The Way Forward: Despite Supreme Court Ruling,
New Start Needed on Health Care Reform
Pioneer Institute calls for Congress to replace most of the federal health law and clear the way for state-based reforms
BOSTON – Despite the US Supreme Court’s decision to uphold the Patient Protection and Affordable Care Act (PPACA), Pioneer Institute for Public Policy Research calls for a new approach to solving the nation’s health care problems.
“The fact that this decision was made in essence by a single justice highlights the need for real solutions that can gain broad consensus across the country. The Court’s decision today will set off further state and federal conflicts that will likely end up in the courts once again,” says Jim Stergios, Pioneer’s executive director. “This is a lose-lose for everyone.”

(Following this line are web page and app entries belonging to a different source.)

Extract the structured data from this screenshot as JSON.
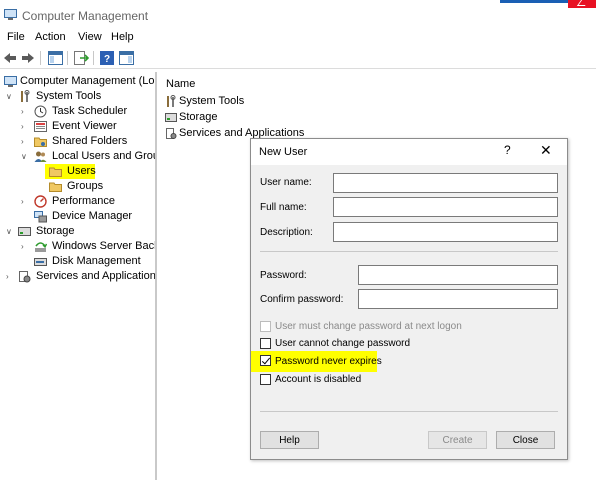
{
  "window": {
    "title": "Computer Management"
  },
  "menu": [
    "File",
    "Action",
    "View",
    "Help"
  ],
  "tree": {
    "root": "Computer Management (Local",
    "system_tools": "System Tools",
    "task_scheduler": "Task Scheduler",
    "event_viewer": "Event Viewer",
    "shared_folders": "Shared Folders",
    "local_users_groups": "Local Users and Groups",
    "users": "Users",
    "groups": "Groups",
    "performance": "Performance",
    "device_manager": "Device Manager",
    "storage": "Storage",
    "windows_server_backup": "Windows Server Backup",
    "disk_management": "Disk Management",
    "services_apps": "Services and Applications"
  },
  "list": {
    "header": "Name",
    "items": [
      "System Tools",
      "Storage",
      "Services and Applications"
    ]
  },
  "dialog": {
    "title": "New User",
    "help_glyph": "?",
    "close_glyph": "✕",
    "fields": {
      "user_name": {
        "label": "User name:",
        "value": ""
      },
      "full_name": {
        "label": "Full name:",
        "value": ""
      },
      "description": {
        "label": "Description:",
        "value": ""
      },
      "password": {
        "label": "Password:",
        "value": ""
      },
      "confirm_password": {
        "label": "Confirm password:",
        "value": ""
      }
    },
    "checkboxes": {
      "must_change": {
        "label": "User must change password at next logon",
        "checked": false,
        "disabled": true
      },
      "cannot_change": {
        "label": "User cannot change password",
        "checked": false,
        "disabled": false
      },
      "never_expires": {
        "label": "Password never expires",
        "checked": true,
        "disabled": false
      },
      "disabled_account": {
        "label": "Account is disabled",
        "checked": false,
        "disabled": false
      }
    },
    "buttons": {
      "help": "Help",
      "create": "Create",
      "close": "Close"
    }
  },
  "colors": {
    "highlight": "#ffff00",
    "folder": "#f0c862",
    "accent_blue": "#1a5fb4"
  }
}
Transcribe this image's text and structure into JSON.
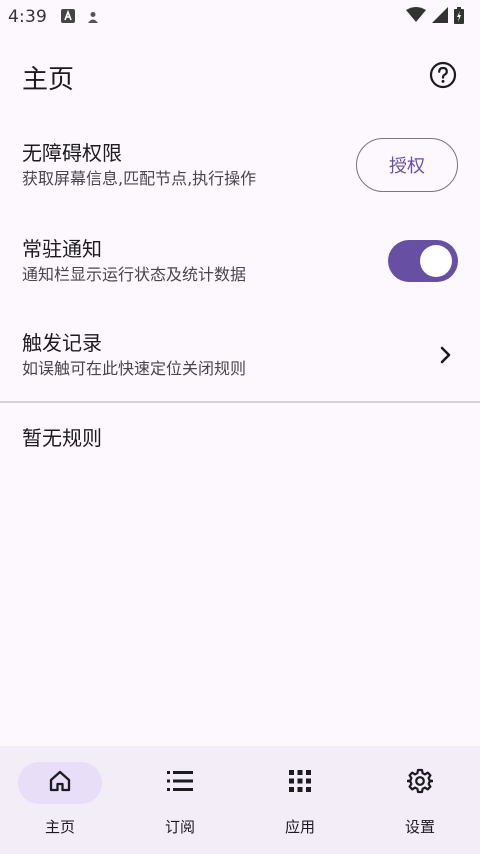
{
  "status_bar": {
    "time": "4:39",
    "icons_left": [
      "a-box-icon",
      "account-icon"
    ],
    "icons_right": [
      "wifi-icon",
      "signal-icon",
      "battery-icon"
    ]
  },
  "header": {
    "title": "主页",
    "help_icon": "help-circle-icon"
  },
  "settings": {
    "accessibility": {
      "title": "无障碍权限",
      "subtitle": "获取屏幕信息,匹配节点,执行操作",
      "button_label": "授权"
    },
    "notification": {
      "title": "常驻通知",
      "subtitle": "通知栏显示运行状态及统计数据",
      "enabled": true
    },
    "trigger_log": {
      "title": "触发记录",
      "subtitle": "如误触可在此快速定位关闭规则"
    }
  },
  "rules": {
    "empty_text": "暂无规则"
  },
  "bottom_nav": {
    "items": [
      {
        "label": "主页",
        "icon": "home-icon",
        "active": true
      },
      {
        "label": "订阅",
        "icon": "list-icon",
        "active": false
      },
      {
        "label": "应用",
        "icon": "apps-grid-icon",
        "active": false
      },
      {
        "label": "设置",
        "icon": "gear-icon",
        "active": false
      }
    ]
  },
  "colors": {
    "primary": "#6750a4",
    "background": "#fdf8fd",
    "nav_background": "#f3edf7",
    "nav_indicator": "#e8def8"
  }
}
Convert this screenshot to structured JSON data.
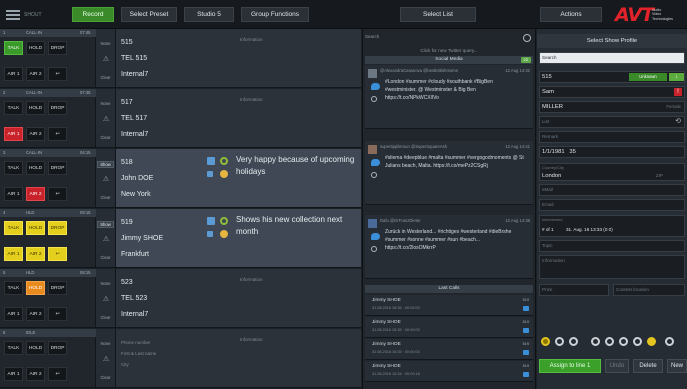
{
  "topbar": {
    "shout": "SHOUT",
    "record": "Record",
    "select_preset": "Select Preset",
    "studio": "Studio 5",
    "group_functions": "Group Functions",
    "select_list": "Select List",
    "actions": "Actions",
    "logo": "AVT",
    "logo_sub": [
      "Audio",
      "Video",
      "Technologies"
    ]
  },
  "lines": [
    {
      "head": [
        "1",
        "CALL-IN",
        "07:45"
      ],
      "buttons": [
        "TALK",
        "HOLD",
        "DROP",
        "AIR 1",
        "AIR 2",
        "↩"
      ],
      "side": [
        "None",
        "Clear",
        "0"
      ],
      "number": "515",
      "tel": "TEL 515",
      "note": "Internal7",
      "info": "Information"
    },
    {
      "head": [
        "2",
        "CALL-IN",
        "07:45"
      ],
      "buttons": [
        "TALK",
        "HOLD",
        "DROP",
        "AIR 1",
        "AIR 2",
        "↩"
      ],
      "side": [
        "None",
        "Clear",
        "0"
      ],
      "number": "517",
      "tel": "TEL 517",
      "note": "Internal7",
      "info": "Information"
    },
    {
      "head": [
        "3",
        "CALL-IN",
        "04:15"
      ],
      "buttons": [
        "TALK",
        "HOLD",
        "DROP",
        "AIR 1",
        "AIR 2",
        "↩"
      ],
      "side": [
        "Show",
        "Clear",
        "0"
      ],
      "number": "518",
      "tel": "John DOE",
      "note": "New York",
      "info": "Very happy because of upcoming holidays"
    },
    {
      "head": [
        "4",
        "HLD",
        "09:15"
      ],
      "buttons": [
        "TALK",
        "HOLD",
        "DROP",
        "AIR 1",
        "AIR 2",
        "↩"
      ],
      "side": [
        "Show",
        "Clear",
        "0"
      ],
      "number": "519",
      "tel": "Jimmy SHOE",
      "note": "Frankfurt",
      "info": "Shows his new collection next month"
    },
    {
      "head": [
        "5",
        "HLD",
        "08:15"
      ],
      "buttons": [
        "TALK",
        "HOLD",
        "DROP",
        "AIR 1",
        "AIR 2",
        "↩"
      ],
      "side": [
        "None",
        "Clear",
        "0"
      ],
      "number": "523",
      "tel": "TEL 523",
      "note": "Internal7",
      "info": "Information"
    },
    {
      "head": [
        "6",
        "IDLE",
        ""
      ],
      "buttons": [
        "TALK",
        "HOLD",
        "DROP",
        "AIR 1",
        "AIR 2",
        "↩"
      ],
      "side": [
        "None",
        "Clear",
        "0"
      ],
      "number": "Phone number",
      "tel": "First & Last name",
      "note": "City",
      "info": "Information"
    }
  ],
  "social": {
    "search_placeholder": "Search",
    "click_new": "Click for new Twitter query...",
    "header": "Social Media",
    "count": "22",
    "tweets": [
      {
        "author": "@AlexandraCasanova @bestbritishmoms",
        "time": "12 Aug 14:32",
        "text": "#London #summer #cloudy #southbank #BigBen #westminister. @ Westminster & Big Ben https://t.co/NPkWCXlIVo"
      },
      {
        "author": "supertippileroun @SuperSquareAsh",
        "time": "12 Aug 14:41",
        "text": "#sliema #deepblue #malta #summer #vergogodmoments @ St Julians beach, Malta. https://t.co/mePz2CSgRj"
      },
      {
        "author": "Dafu @DrFranzDieter",
        "time": "12 Aug 14:38",
        "text": "Zurück in Westerland... #richtiges #westerland #dieBrshe #summer #sonne #summer #sun #beach... https://t.co/2losOMkrrP"
      }
    ]
  },
  "last_calls": {
    "header": "Last Calls",
    "items": [
      {
        "name": "Jimmy SHOE",
        "date": "31.08.2016 15:36 · 00:02:00",
        "number": "519"
      },
      {
        "name": "Jimmy SHOE",
        "date": "31.08.2016 15:35 · 00:00:00",
        "number": "519"
      },
      {
        "name": "Jimmy SHOE",
        "date": "31.08.2016 15:35 · 00:00:00",
        "number": "519"
      },
      {
        "name": "Jimmy SHOE",
        "date": "31.08.2016 15:34 · 00:00:18",
        "number": "519"
      }
    ]
  },
  "profile": {
    "title": "Select Show Profile",
    "search": "Search",
    "number": "515",
    "badge": "Unknown",
    "first_name": "Sam",
    "last_name": "MILLER",
    "gender": "Female",
    "list": "List",
    "remark": "Remark",
    "birthday": "1/1/1981",
    "age": "35",
    "country_label": "Country/City",
    "city": "London",
    "zip": "ZIP",
    "email": "eMail",
    "email2": "Email",
    "interview": "Interviewed",
    "nr": "# of 1",
    "interview_date": "31. Aug. 16  13:33  (0 0)",
    "topic": "Topic",
    "information": "Information",
    "prize": "Prize",
    "contest": "Contest location",
    "assign": "Assign to line 1",
    "undo": "Undo",
    "delete": "Delete",
    "new": "New"
  },
  "colors": {
    "accent_green": "#3a9a2a",
    "alert_red": "#c8232a",
    "hold_yellow": "#e5cf1d",
    "hold_orange": "#e98a1f",
    "twitter_blue": "#3b8fd8"
  }
}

In March, Pioneer released a timely book, The Great Experiment: The States, The Feds, and Your Healthcare, edited by Pioneer’s director of health care policy Josh Archambault, that offers a non-ideological appraisal of state health care experiments, including the Massachusetts law of 2006, and outlines a policy direction for the country that will result in more affordable and innovative care. The Great Experiment was authored by Harvard Medical School Dean Jeffrey Flier, American Enterprise Institute’s Tom Miller, Medicaid and Medicare expert Jim Capretta, Tufts Medical School’s Amy Lischko, and Archambault.
“There are many unintended consequences when Washington tries to design a policy that meets the very different needs of states as diverse as Massachusetts and, say, New Mexico,” says Archambault. “We need some specific federal actions to increase access to affordable health care, but the PPACA went too far.”
In addition to Congressional action, Archambault advocates “thoughtful approaches that give patients a real role in making health care decisions. These are primarily policy changes that states will have to make, including increasing participation in patient-centered health plans, greater price and quality data transparency, and expansion in scope-of-practice laws to lower costs and improve the flexibility of our health care system.